A selection of those photographs – which will be digitized for the West Milwaukee Historical Society by Milwaukee County Historical Society archivists – is included here.
Schaefer says that cataloguing and preserving the items will be a group effort.
Malteurop announced it was idling the malting operation in 2021 and in April 2022 it sold the 17-acre site to an investment group for $900,000.
It was soon clear that the buildings would be torn down and by the end of the year that work was well underway. Demolition is ongoing.
Schaefer plans to sort through all of the objects pulled out of the site and determine which ones are keepers – items that help tell the story of malting in West Milwaukee, which has been home to at least three malting facilities during its history.
“I’ll find a good home for whatever we don’t decide to keep here,” he said.
Although Bohemian-born sculptor and medalist Gustav Bohland’s "Bird and Fish"sculpture quickly went missing from the headquarters building last year, his two other sculptures (“The Sower” and “The Reaper”) were saved and are in storage.
There are also plans to save Milwaukee artist Dick Wiken’s frieze – tracing barley from the farm to the maltster to the brewer to the consumer – which surrounds the entrance of the 1950s building.
The West Milwaukee Village Board's Tourism Commission has approved the purchase of these items, Schaefer said.
“We have tourism dollars available and this would be a perfect use of those,” he said, outlining a potential plan to reconstruct the frieze and group them with the sculptures in a monument in West Milwaukee.
“It would be a tribute to the the malting history of West Milwaukee.”
In the meantime, enjoy this series of photos – all undated and all unidentified – from the cache of images rescued from the landfill.
Fortunately, thanks to former employee Jason Kukla, we can identify what we see in these images.
Born in Brooklyn, N.Y., where he lived until he was 17, Bobby received his BA-Mass Communications from UWM in 1989 and has lived in Walker's Point, Bay View, Enderis Park, South Milwaukee and on the East Side.
He has published three non-fiction books in Italy – including one about an event in Milwaukee history, which was published in the U.S. in autumn 2010. Four more books, all about Milwaukee, have been published by The History Press.
With his most recent band, The Yell Leaders, Bobby released four LPs and had a songs featured in episodes of TV's "Party of Five" and "Dawson's Creek," and films in Japan, South America and the U.S. The Yell Leaders were named the best unsigned band in their region by VH-1 as part of its Rock Across America 1998 Tour. Most recently, the band contributed tracks to a UK vinyl/CD tribute to the Redskins and collaborated on a track with Italian novelist Enrico Remmert.
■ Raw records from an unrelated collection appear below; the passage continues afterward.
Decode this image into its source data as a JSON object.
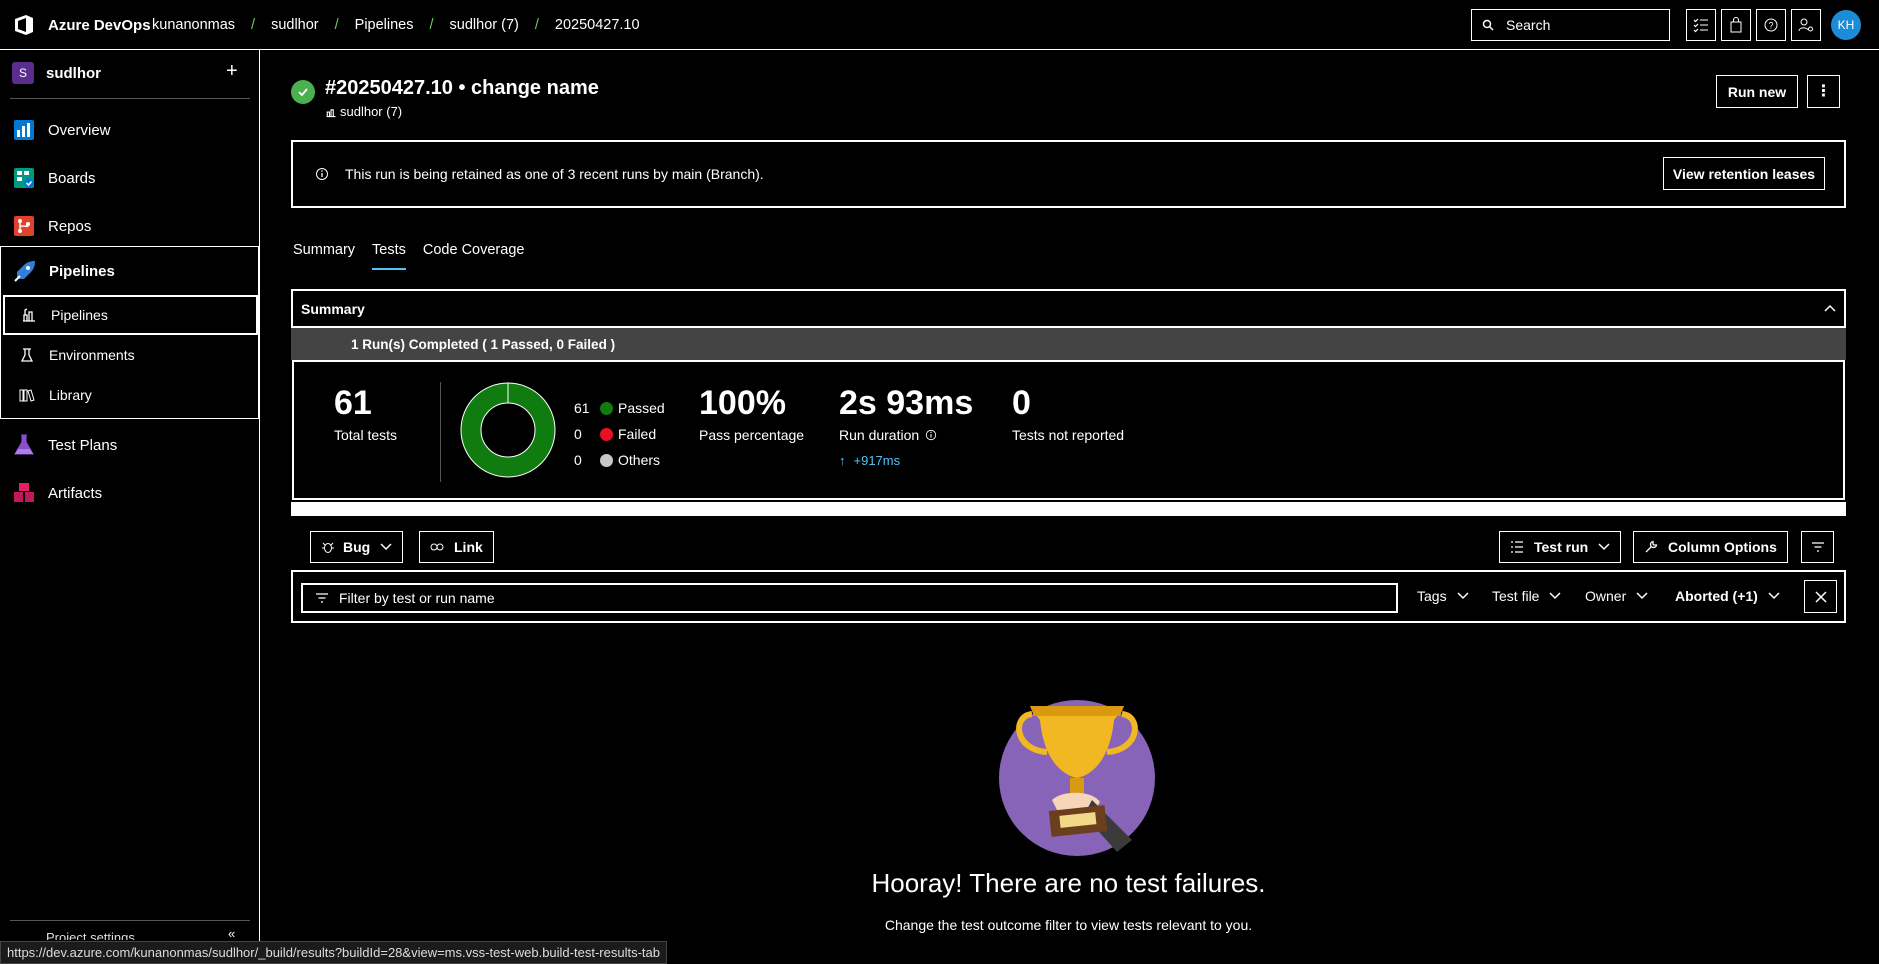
{
  "topbar": {
    "brand": "Azure DevOps",
    "breadcrumbs": [
      "kunanonmas",
      "sudlhor",
      "Pipelines",
      "sudlhor (7)",
      "20250427.10"
    ],
    "search_placeholder": "Search",
    "avatar_initials": "KH"
  },
  "sidebar": {
    "project_initial": "S",
    "project_name": "sudlhor",
    "items": [
      {
        "label": "Overview",
        "icon": "overview-icon"
      },
      {
        "label": "Boards",
        "icon": "boards-icon"
      },
      {
        "label": "Repos",
        "icon": "repos-icon"
      },
      {
        "label": "Pipelines",
        "icon": "pipelines-icon"
      },
      {
        "label": "Test Plans",
        "icon": "test-plans-icon"
      },
      {
        "label": "Artifacts",
        "icon": "artifacts-icon"
      }
    ],
    "pipelines_sub": [
      {
        "label": "Pipelines",
        "icon": "pipeline-list-icon"
      },
      {
        "label": "Environments",
        "icon": "environments-icon"
      },
      {
        "label": "Library",
        "icon": "library-icon"
      }
    ],
    "project_settings_label": "Project settings"
  },
  "run": {
    "title": "#20250427.10 • change name",
    "pipeline": "sudlhor (7)",
    "run_new_label": "Run new"
  },
  "banner": {
    "message": "This run is being retained as one of 3 recent runs by main (Branch).",
    "button": "View retention leases"
  },
  "tabs": [
    "Summary",
    "Tests",
    "Code Coverage"
  ],
  "summary": {
    "header": "Summary",
    "completed": "1 Run(s) Completed ( 1 Passed, 0 Failed )",
    "total_tests": "61",
    "total_tests_label": "Total tests",
    "legend": [
      {
        "count": "61",
        "label": "Passed",
        "color": "#107c10"
      },
      {
        "count": "0",
        "label": "Failed",
        "color": "#e81123"
      },
      {
        "count": "0",
        "label": "Others",
        "color": "#c8c8c8"
      }
    ],
    "pass_pct": "100%",
    "pass_pct_label": "Pass percentage",
    "run_duration": "2s 93ms",
    "run_duration_label": "Run duration",
    "duration_delta": "+917ms",
    "not_reported": "0",
    "not_reported_label": "Tests not reported"
  },
  "toolbar": {
    "bug": "Bug",
    "link": "Link",
    "test_run": "Test run",
    "column_options": "Column Options"
  },
  "filter": {
    "placeholder": "Filter by test or run name",
    "tags": "Tags",
    "test_file": "Test file",
    "owner": "Owner",
    "outcome": "Aborted (+1)"
  },
  "empty": {
    "title": "Hooray! There are no test failures.",
    "subtitle": "Change the test outcome filter to view tests relevant to you."
  },
  "statusbar": "https://dev.azure.com/kunanonmas/sudlhor/_build/results?buildId=28&view=ms.vss-test-web.build-test-results-tab"
}
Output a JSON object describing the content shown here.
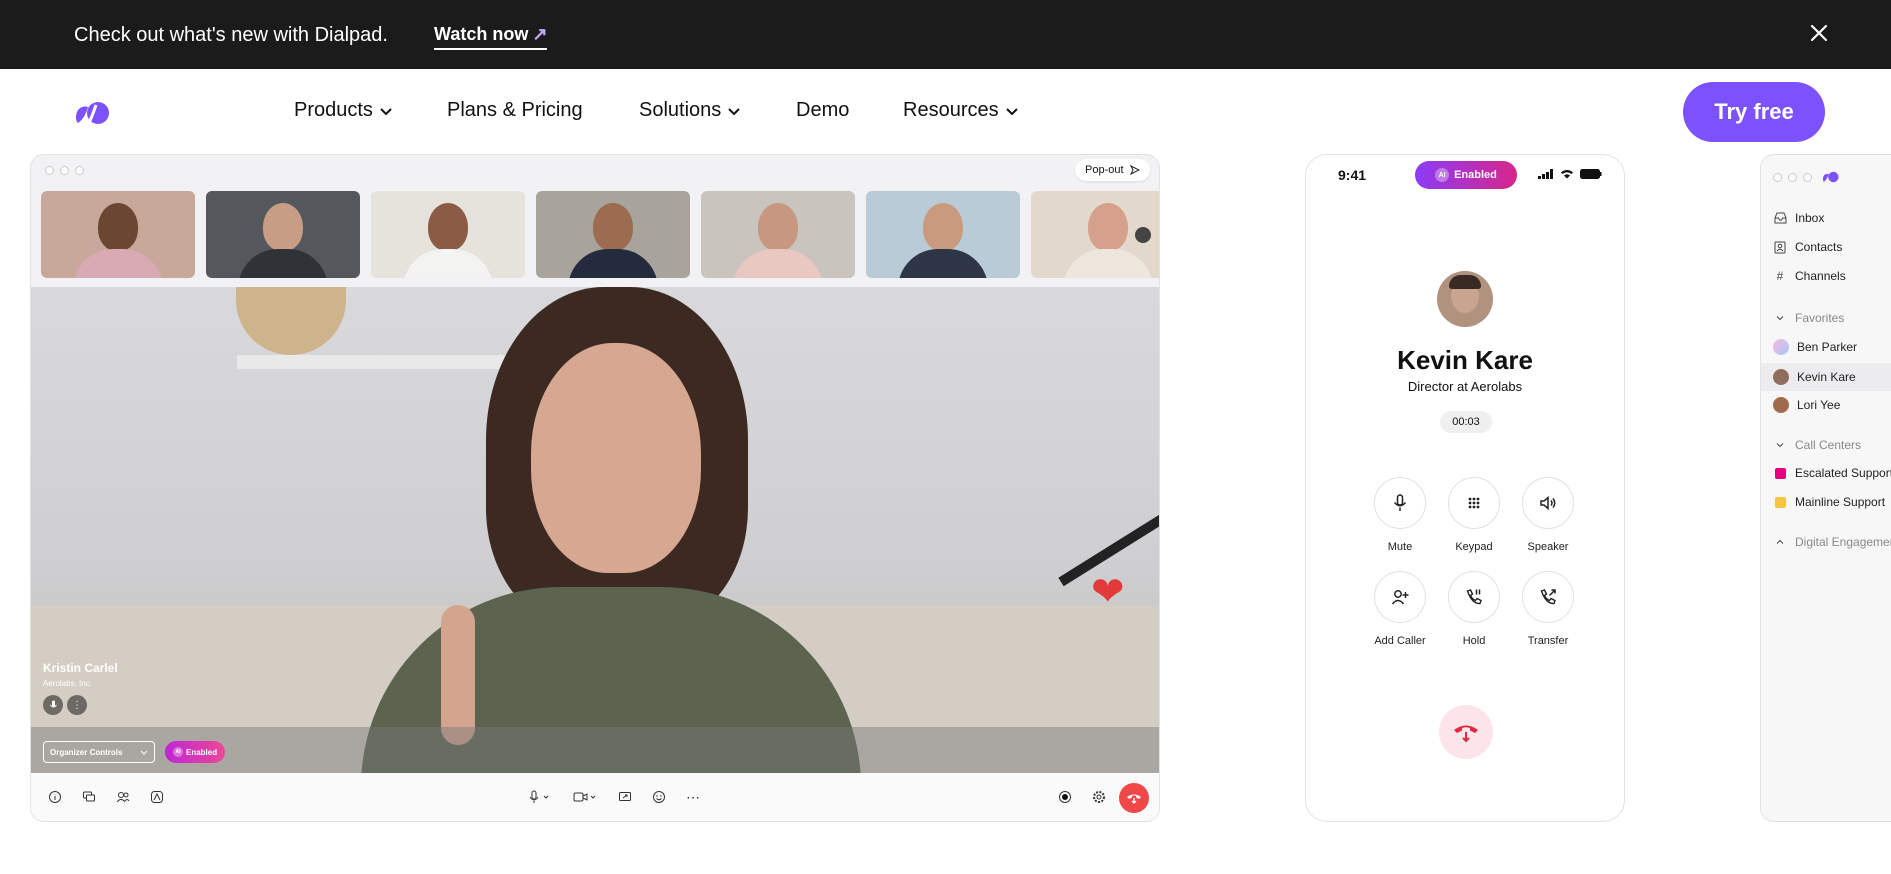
{
  "announcement": {
    "text": "Check out what's new with Dialpad.",
    "link_label": "Watch now",
    "link_arrow": "↗"
  },
  "nav": {
    "items": [
      {
        "label": "Products",
        "dropdown": true
      },
      {
        "label": "Plans & Pricing",
        "dropdown": false
      },
      {
        "label": "Solutions",
        "dropdown": true
      },
      {
        "label": "Demo",
        "dropdown": false
      },
      {
        "label": "Resources",
        "dropdown": true
      }
    ],
    "cta_label": "Try free"
  },
  "video_call": {
    "popout_label": "Pop-out",
    "speaker_name": "Kristin Carlel",
    "speaker_company": "Aerolabs, Inc.",
    "organizer_select_label": "Organizer Controls",
    "enabled_label": "Enabled",
    "reaction_icon": "heart-emoji"
  },
  "phone": {
    "time": "9:41",
    "enabled_label": "Enabled",
    "ai_mark": "AI",
    "caller_name": "Kevin Kare",
    "caller_title": "Director at Aerolabs",
    "timer": "00:03",
    "actions": [
      {
        "label": "Mute"
      },
      {
        "label": "Keypad"
      },
      {
        "label": "Speaker"
      },
      {
        "label": "Add Caller"
      },
      {
        "label": "Hold"
      },
      {
        "label": "Transfer"
      }
    ]
  },
  "sidebar": {
    "inbox": "Inbox",
    "contacts": "Contacts",
    "channels": "Channels",
    "favorites_header": "Favorites",
    "favorites": [
      "Ben Parker",
      "Kevin Kare",
      "Lori Yee"
    ],
    "call_centers_header": "Call Centers",
    "call_centers": [
      "Escalated Support",
      "Mainline Support"
    ],
    "digital_header": "Digital Engagement"
  },
  "colors": {
    "brand_purple": "#7c52ff",
    "announce_bg": "#1b1b1b",
    "enabled_gradient_start": "#8b3cf6",
    "enabled_gradient_end": "#d8268a",
    "end_call_red": "#f04848",
    "escalated_magenta": "#e6007e",
    "mainline_yellow": "#f5c542"
  }
}
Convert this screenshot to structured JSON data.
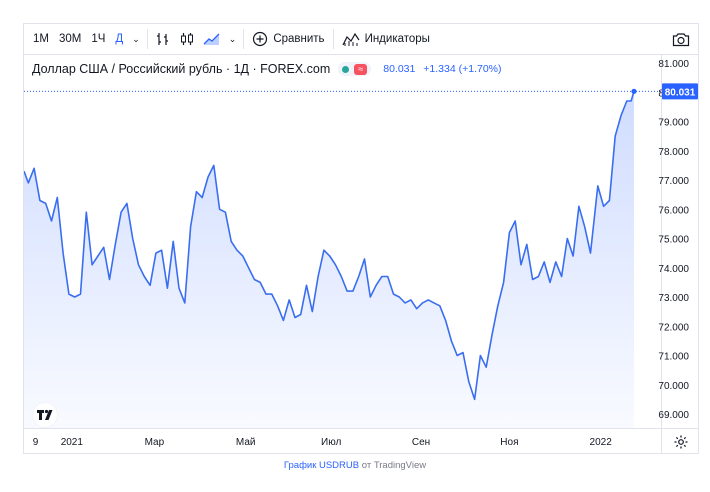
{
  "toolbar": {
    "intervals": [
      "1М",
      "30М",
      "1Ч",
      "Д"
    ],
    "active_interval": "Д",
    "compare_label": "Сравнить",
    "indicators_label": "Индикаторы"
  },
  "legend": {
    "title": "Доллар США / Российский рубль · 1Д · FOREX.com",
    "pill_symbol": "≈",
    "price": "80.031",
    "change": "+1.334 (+1.70%)"
  },
  "price_axis": {
    "labels": [
      "81.000",
      "80.000",
      "79.000",
      "78.000",
      "77.000",
      "76.000",
      "75.000",
      "74.000",
      "73.000",
      "72.000",
      "71.000",
      "70.000",
      "69.000"
    ],
    "last_price_label": "80.031"
  },
  "time_axis": {
    "labels": [
      "9",
      "2021",
      "Мар",
      "Май",
      "Июл",
      "Сен",
      "Ноя",
      "2022"
    ]
  },
  "attribution": {
    "link_text": "График USDRUB",
    "suffix": " от TradingView"
  },
  "colors": {
    "accent": "#2962ff",
    "line": "#3a6ef0",
    "last_price": "#2962ff"
  },
  "chart_data": {
    "type": "area",
    "title": "",
    "xlabel": "",
    "ylabel": "",
    "ylim": [
      68.6,
      81.3
    ],
    "x": [
      "2020-12-01",
      "2020-12-04",
      "2020-12-08",
      "2020-12-12",
      "2020-12-16",
      "2020-12-20",
      "2020-12-24",
      "2020-12-28",
      "2021-01-01",
      "2021-01-05",
      "2021-01-09",
      "2021-01-13",
      "2021-01-17",
      "2021-01-21",
      "2021-01-25",
      "2021-01-29",
      "2021-02-02",
      "2021-02-06",
      "2021-02-10",
      "2021-02-14",
      "2021-02-18",
      "2021-02-22",
      "2021-02-26",
      "2021-03-02",
      "2021-03-06",
      "2021-03-10",
      "2021-03-14",
      "2021-03-18",
      "2021-03-22",
      "2021-03-26",
      "2021-03-30",
      "2021-04-03",
      "2021-04-07",
      "2021-04-11",
      "2021-04-15",
      "2021-04-19",
      "2021-04-23",
      "2021-04-27",
      "2021-05-01",
      "2021-05-05",
      "2021-05-09",
      "2021-05-13",
      "2021-05-17",
      "2021-05-21",
      "2021-05-25",
      "2021-05-29",
      "2021-06-02",
      "2021-06-06",
      "2021-06-10",
      "2021-06-14",
      "2021-06-18",
      "2021-06-22",
      "2021-06-26",
      "2021-06-30",
      "2021-07-04",
      "2021-07-08",
      "2021-07-12",
      "2021-07-16",
      "2021-07-20",
      "2021-07-24",
      "2021-07-28",
      "2021-08-01",
      "2021-08-05",
      "2021-08-09",
      "2021-08-13",
      "2021-08-17",
      "2021-08-21",
      "2021-08-25",
      "2021-08-29",
      "2021-09-02",
      "2021-09-06",
      "2021-09-10",
      "2021-09-14",
      "2021-09-18",
      "2021-09-22",
      "2021-09-26",
      "2021-09-30",
      "2021-10-04",
      "2021-10-08",
      "2021-10-12",
      "2021-10-16",
      "2021-10-20",
      "2021-10-24",
      "2021-10-28",
      "2021-11-01",
      "2021-11-05",
      "2021-11-09",
      "2021-11-13",
      "2021-11-17",
      "2021-11-21",
      "2021-11-25",
      "2021-11-29",
      "2021-12-03",
      "2021-12-07",
      "2021-12-11",
      "2021-12-15",
      "2021-12-19",
      "2021-12-23",
      "2021-12-27",
      "2022-01-01",
      "2022-01-05",
      "2022-01-09",
      "2022-01-13",
      "2022-01-17",
      "2022-01-21",
      "2022-01-24",
      "2022-01-26"
    ],
    "series": [
      {
        "values": [
          77.3,
          76.9,
          77.4,
          76.3,
          76.2,
          75.6,
          76.4,
          74.5,
          73.1,
          73.0,
          73.1,
          75.9,
          74.1,
          74.4,
          74.7,
          73.6,
          74.8,
          75.9,
          76.2,
          75.0,
          74.1,
          73.7,
          73.4,
          74.5,
          74.6,
          73.3,
          74.9,
          73.3,
          72.8,
          75.4,
          76.6,
          76.4,
          77.1,
          77.5,
          76.0,
          75.9,
          74.9,
          74.6,
          74.4,
          74.0,
          73.6,
          73.5,
          73.1,
          73.1,
          72.7,
          72.2,
          72.9,
          72.3,
          72.4,
          73.4,
          72.5,
          73.7,
          74.6,
          74.4,
          74.1,
          73.7,
          73.2,
          73.2,
          73.7,
          74.3,
          73.0,
          73.4,
          73.7,
          73.7,
          73.1,
          73.0,
          72.8,
          72.9,
          72.6,
          72.8,
          72.9,
          72.8,
          72.7,
          72.2,
          71.5,
          71.0,
          71.1,
          70.1,
          69.5,
          71.0,
          70.6,
          71.7,
          72.7,
          73.5,
          75.2,
          75.6,
          74.1,
          74.8,
          73.6,
          73.7,
          74.2,
          73.5,
          74.2,
          73.7,
          75.0,
          74.4,
          76.1,
          75.4,
          74.5,
          76.8,
          76.1,
          76.3,
          78.5,
          79.2,
          79.7,
          79.7,
          80.031
        ]
      }
    ]
  }
}
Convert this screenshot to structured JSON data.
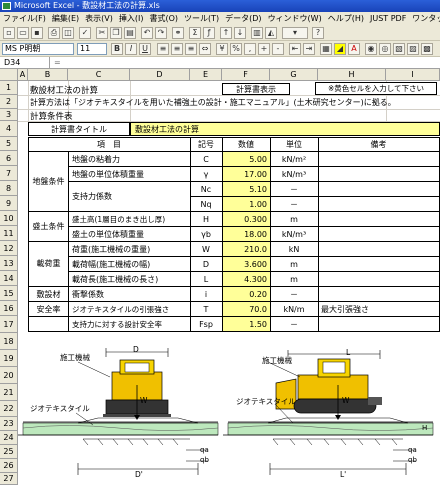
{
  "window": {
    "title": "Microsoft Excel - 敷設材工法の計算.xls"
  },
  "menu": [
    "ファイル(F)",
    "編集(E)",
    "表示(V)",
    "挿入(I)",
    "書式(O)",
    "ツール(T)",
    "データ(D)",
    "ウィンドウ(W)",
    "ヘルプ(H)",
    "JUST PDF",
    "ワンタッチOCR"
  ],
  "toolbar": {
    "font_name": "MS P明朝",
    "font_size": "11",
    "bold": "B",
    "italic": "I",
    "underline": "U"
  },
  "formula_bar": {
    "cell_ref": "D34"
  },
  "columns": [
    "A",
    "B",
    "C",
    "D",
    "E",
    "F",
    "G",
    "H",
    "I"
  ],
  "rows": [
    "1",
    "2",
    "3",
    "4",
    "5",
    "6",
    "7",
    "8",
    "9",
    "10",
    "11",
    "12",
    "13",
    "14",
    "15",
    "16",
    "17",
    "18",
    "19",
    "20",
    "21",
    "22",
    "23",
    "24",
    "25",
    "26",
    "27",
    "28"
  ],
  "sheet": {
    "title": "敷設材工法の計算",
    "calc_button": "計算書表示",
    "note": "※黄色セルを入力して下さい",
    "method": "計算方法は「ジオテキスタイルを用いた補強土の設計・施工マニュアル」(土木研究センター)に拠る。",
    "conditions_header": "計算条件表",
    "sheet_title_label": "計算書タイトル",
    "sheet_title_value": "敷設材工法の計算",
    "table_headers": {
      "item": "項　目",
      "symbol": "記号",
      "value": "数値",
      "unit": "単位",
      "remarks": "備考"
    },
    "groups": {
      "ground": "地盤条件",
      "embankment": "盛土条件",
      "load": "載荷重",
      "material": "敷設材",
      "safety": "安全率"
    },
    "rows": [
      {
        "item": "地盤の粘着力",
        "symbol": "C",
        "value": "5.00",
        "unit": "kN/m²",
        "remarks": ""
      },
      {
        "item": "地盤の単位体積重量",
        "symbol": "γ",
        "value": "17.00",
        "unit": "kN/m³",
        "remarks": ""
      },
      {
        "item": "支持力係数",
        "symbol": "Nc",
        "value": "5.10",
        "unit": "－",
        "remarks": ""
      },
      {
        "item": "",
        "symbol": "Nq",
        "value": "1.00",
        "unit": "－",
        "remarks": ""
      },
      {
        "item": "盛土高(1層目のまき出し厚)",
        "symbol": "H",
        "value": "0.300",
        "unit": "m",
        "remarks": ""
      },
      {
        "item": "盛土の単位体積重量",
        "symbol": "γb",
        "value": "18.00",
        "unit": "kN/m³",
        "remarks": ""
      },
      {
        "item": "荷重(施工機械の重量)",
        "symbol": "W",
        "value": "210.0",
        "unit": "kN",
        "remarks": ""
      },
      {
        "item": "載荷幅(施工機械の幅)",
        "symbol": "D",
        "value": "3.600",
        "unit": "m",
        "remarks": ""
      },
      {
        "item": "載荷長(施工機械の長さ)",
        "symbol": "L",
        "value": "4.300",
        "unit": "m",
        "remarks": ""
      },
      {
        "item": "衝撃係数",
        "symbol": "i",
        "value": "0.20",
        "unit": "－",
        "remarks": ""
      },
      {
        "item": "ジオテキスタイルの引張強さ",
        "symbol": "T",
        "value": "70.0",
        "unit": "kN/m",
        "remarks": "最大引張強さ"
      },
      {
        "item": "支持力に対する設計安全率",
        "symbol": "Fsp",
        "value": "1.50",
        "unit": "－",
        "remarks": ""
      }
    ],
    "diagram": {
      "machine": "施工機械",
      "geo": "ジオテキスタイル",
      "D": "D",
      "L": "L",
      "W": "W",
      "Dp": "D'",
      "Lp": "L'",
      "H": "H",
      "qa": "qa",
      "qb": "qb"
    }
  }
}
He's produced three installments of the "OMCD" series of local music compilations for OnMilwaukee.com and in 2007 produced a CD of Italian music and poetry.
In 2005, he was awarded the City of Asti's (Italy) Journalism Prize for his work focusing on that area. He has also won awards from the Milwaukee Press Club.
He can be heard weekly on 88Nine Radio Milwaukee talking about his "Urban Spelunking" series of stories.